Description of original award (Fiscal Year 2018, $150,000)
Countering terrorism is currently at the top of the national security agenda in the United States and many other countries around the world. Within this effort, protecting critical infrastructures against terrorism is one of the top priorities in homeland security. Public transit systems, places of mass gathering and water/energy supply networks are considered as part of the infrastructure. Such systems are, by design, open structural environments equipped to house/move large numbers of people or supplies in an effective and efficient manner. These places are considered soft targets that are inherently vulnerable to terrorist attacks.
Developing optimal strategies to protect such infrastructure systems poses many challenges that have not been comprehensively addressed in the previous research efforts. One of these challenges is the dynamic nature of crowd sizes inside these systems. Because the attacker's primary objective is to inflict human casualties, his/her payoff value for each site depends on the number of people residing in the site.
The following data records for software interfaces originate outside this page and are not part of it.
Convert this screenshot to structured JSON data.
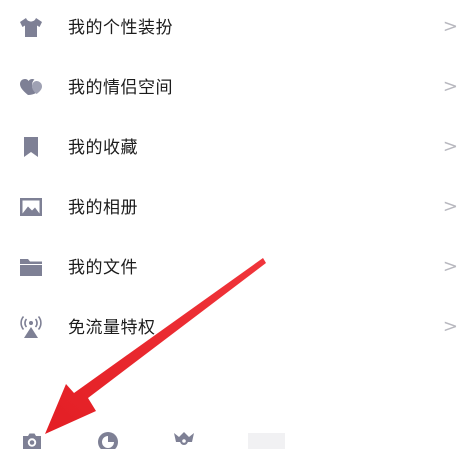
{
  "colors": {
    "icon": "#7e8095",
    "text": "#1c1c1c",
    "chevron": "#b8b8bf",
    "arrow": "#e8242b"
  },
  "menu": {
    "items": [
      {
        "label": "我的个性装扮",
        "icon": "tshirt-icon",
        "chevron": ">"
      },
      {
        "label": "我的情侣空间",
        "icon": "hearts-icon",
        "chevron": ">"
      },
      {
        "label": "我的收藏",
        "icon": "bookmark-icon",
        "chevron": ">"
      },
      {
        "label": "我的相册",
        "icon": "photo-icon",
        "chevron": ">"
      },
      {
        "label": "我的文件",
        "icon": "folder-icon",
        "chevron": ">"
      },
      {
        "label": "免流量特权",
        "icon": "signal-tower-icon",
        "chevron": ">"
      }
    ]
  },
  "bottom_bar": {
    "icons": [
      "camera-icon",
      "moon-icon",
      "badge-icon"
    ]
  },
  "annotation": {
    "type": "arrow",
    "target": "camera-icon"
  }
}
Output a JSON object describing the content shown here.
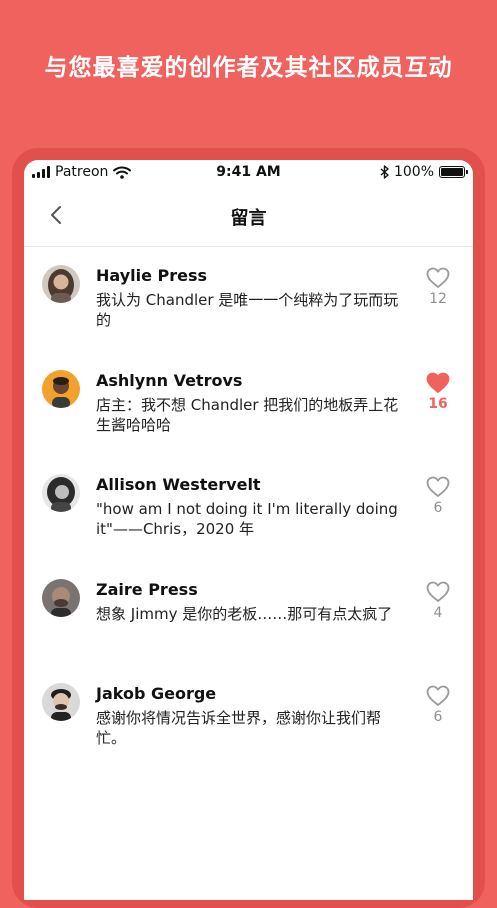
{
  "headline": "与您最喜爱的创作者及其社区成员互动",
  "status_bar": {
    "carrier": "Patreon",
    "time": "9:41 AM",
    "battery": "100%"
  },
  "nav": {
    "title": "留言"
  },
  "colors": {
    "brand": "#f0625e",
    "heart_outline": "#9a9a9a"
  },
  "comments": [
    {
      "name": "Haylie Press",
      "text": "我认为 Chandler 是唯一一个纯粹为了玩而玩的",
      "likes": "12",
      "liked": false
    },
    {
      "name": "Ashlynn Vetrovs",
      "text": "店主：我不想 Chandler 把我们的地板弄上花生酱哈哈哈",
      "likes": "16",
      "liked": true
    },
    {
      "name": "Allison Westervelt",
      "text": "\"how am I not doing it I'm literally doing it\"——Chris，2020 年",
      "likes": "6",
      "liked": false
    },
    {
      "name": "Zaire Press",
      "text": "想象 Jimmy 是你的老板……那可有点太疯了",
      "likes": "4",
      "liked": false
    },
    {
      "name": "Jakob George",
      "text": "感谢你将情况告诉全世界，感谢你让我们帮忙。",
      "likes": "6",
      "liked": false
    }
  ]
}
These numbers may be different for different sites and they may change over time. Another challenge is to develop schedules that observe the constraints regarding human resources. For example, the generated schedules may be required to include breaks for the security teams and these breaks should not be consecutive. Another challenge is decision making in different levels in an organization's hierarchy. Even though most researchers study these decisions separately, they influence each other and should be studied simultaneously in a comprehensive model. Finally, protecting the infrastructure and its users against possible attacks involves decision making under uncertainty. For example, the location, the power/time of potential attacks or even the attacker's purpose may be unknown to the defender.
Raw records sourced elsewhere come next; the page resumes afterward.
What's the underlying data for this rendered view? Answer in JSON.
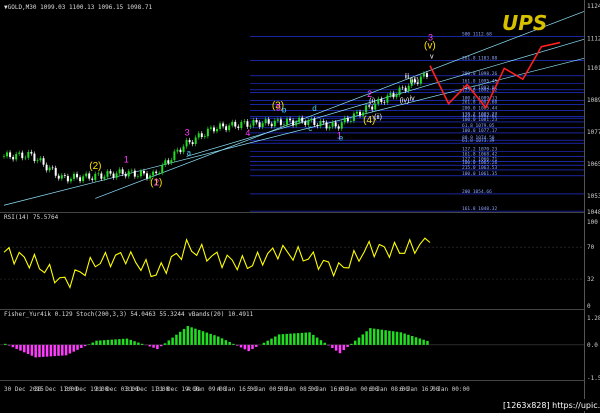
{
  "header": {
    "symbol": "▼GOLD,M30 1099.03 1100.13 1096.15 1098.71"
  },
  "logo": "UPS",
  "watermark": "[1263x828] https://upic.me",
  "colors": {
    "background": "#000000",
    "candle_up": "#22dd22",
    "candle_down": "#ffffff",
    "channel": "#8fe4ff",
    "fib_lines": "#2a3cff",
    "forecast": "#ff2020",
    "rsi_line": "#ffff00",
    "wave_yellow": "#ffe100",
    "wave_magenta": "#ff3cff",
    "wave_cyan": "#3fd3ff"
  },
  "price_axis": [
    "1124.0",
    "1112.1",
    "1101.2",
    "1089.4",
    "1077.6",
    "1065.7",
    "1053.9",
    "1048.0"
  ],
  "rsi_axis": [
    "100",
    "70",
    "32",
    "0"
  ],
  "stoch_axis": [
    "1.284",
    "0.0",
    "-1.584"
  ],
  "time_axis": [
    "30 Dec 2015",
    "30 Dec 11:00",
    "30 Dec 19:00",
    "31 Dec 03:00",
    "31 Dec 11:00",
    "31 Dec 19:00",
    "4 Jan 09:00",
    "4 Jan 16:00",
    "5 Jan 00:00",
    "5 Jan 08:00",
    "5 Jan 16:00",
    "6 Jan 00:00",
    "6 Jan 08:00",
    "6 Jan 16:00",
    "7 Jan 00:00"
  ],
  "indicator_labels": {
    "rsi": "RSI(14) 75.5764",
    "fisher": "Fisher_Yur4ik 0.129  Stoch(200,3,3) 54.0463  55.3244  vBands(20) 10.4911"
  },
  "fib_levels": [
    "500 1112.68",
    "261.8 1103.88",
    "200.0 1098.26",
    "161.8 1095.45",
    "138.2 1093.07",
    "123.6 1092.02",
    "100.0 1089.13",
    "261.8 1087.60",
    "200.0 1085.44",
    "138.2 1083.27",
    "123.6 1082.62",
    "100.0 1081.23",
    "61.8 1079.05",
    "100.0 1077.17",
    "80.9 1074.50",
    "61.8 1073.39",
    "127.2 1070.23",
    "161.8 1068.42",
    "127.2 1066.71",
    "100.0 1065.26",
    "215.0 1063.53",
    "100.0 1061.35",
    "200 1054.66",
    "161.8 1048.32"
  ],
  "wave_labels": {
    "yellow": [
      "(1)",
      "(2)",
      "(3)",
      "(4)",
      "(v)"
    ],
    "magenta": [
      "1",
      "2",
      "3",
      "4",
      "5",
      "1",
      "2",
      "3"
    ],
    "cyan": [
      "a",
      "b",
      "c",
      "d",
      "e"
    ],
    "white": [
      "(i)",
      "(ii)",
      "(iii)",
      "(iv)",
      "iii",
      "iv",
      "v"
    ]
  },
  "chart_data": [
    {
      "type": "line",
      "title": "GOLD,M30",
      "xlabel": "",
      "ylabel": "",
      "ylim": [
        1048,
        1124
      ],
      "x": [
        "30 Dec 2015",
        "30 Dec 11:00",
        "30 Dec 19:00",
        "31 Dec 03:00",
        "31 Dec 11:00",
        "31 Dec 19:00",
        "4 Jan 09:00",
        "4 Jan 16:00",
        "5 Jan 00:00",
        "5 Jan 08:00",
        "5 Jan 16:00",
        "6 Jan 00:00",
        "6 Jan 08:00",
        "6 Jan 16:00",
        "7 Jan 00:00"
      ],
      "close": [
        1068.5,
        1069.0,
        1060.5,
        1061.0,
        1062.5,
        1061.5,
        1072.5,
        1079.0,
        1080.5,
        1081.0,
        1081.5,
        1079.5,
        1086.0,
        1092.0,
        1098.7
      ],
      "forecast_path": [
        1102.0,
        1088.0,
        1095.0,
        1086.5,
        1101.0,
        1097.0,
        1109.0,
        1110.5
      ]
    },
    {
      "type": "line",
      "title": "RSI(14)",
      "ylim": [
        0,
        100
      ],
      "values": [
        64,
        52,
        28,
        52,
        60,
        38,
        70,
        57,
        49,
        66,
        58,
        43,
        69,
        66,
        75.6
      ]
    },
    {
      "type": "bar",
      "title": "Fisher_Yur4ik",
      "ylim": [
        -1.584,
        1.284
      ],
      "values": [
        0.05,
        -0.6,
        -0.5,
        0.2,
        0.3,
        -0.2,
        0.9,
        0.4,
        -0.3,
        0.5,
        0.6,
        -0.4,
        0.8,
        0.6,
        0.129
      ]
    }
  ]
}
To develop efficient protection strategies for the infrastructures against terrorism, there are two specific goals in this research: (1) to develop game-theoretic models to capture the strategic interaction among different players in the critical infrastructures; (2) to develop efficient protection strategies and enhance the security of such infrastructures against intentional attacks.
In order to achieve these goals, static and dynamic game models will be developed to capture the multi-level and dynamic nature of such decision making. Robust and Bayesian game-theoretic modelling approaches will be used to address the inherent uncertainties. Furthermore, to obtain the optimum protection strategies, as prescribed by the Nash equilibrium in the developed models, efficient solution methods based on column generation and decomposition approaches will be used.
"Note: This project contains a research and/or development component, as defined in applicable law," and complies with Part 200 Uniform Requirements - 2 CFR 200.210(a)(14).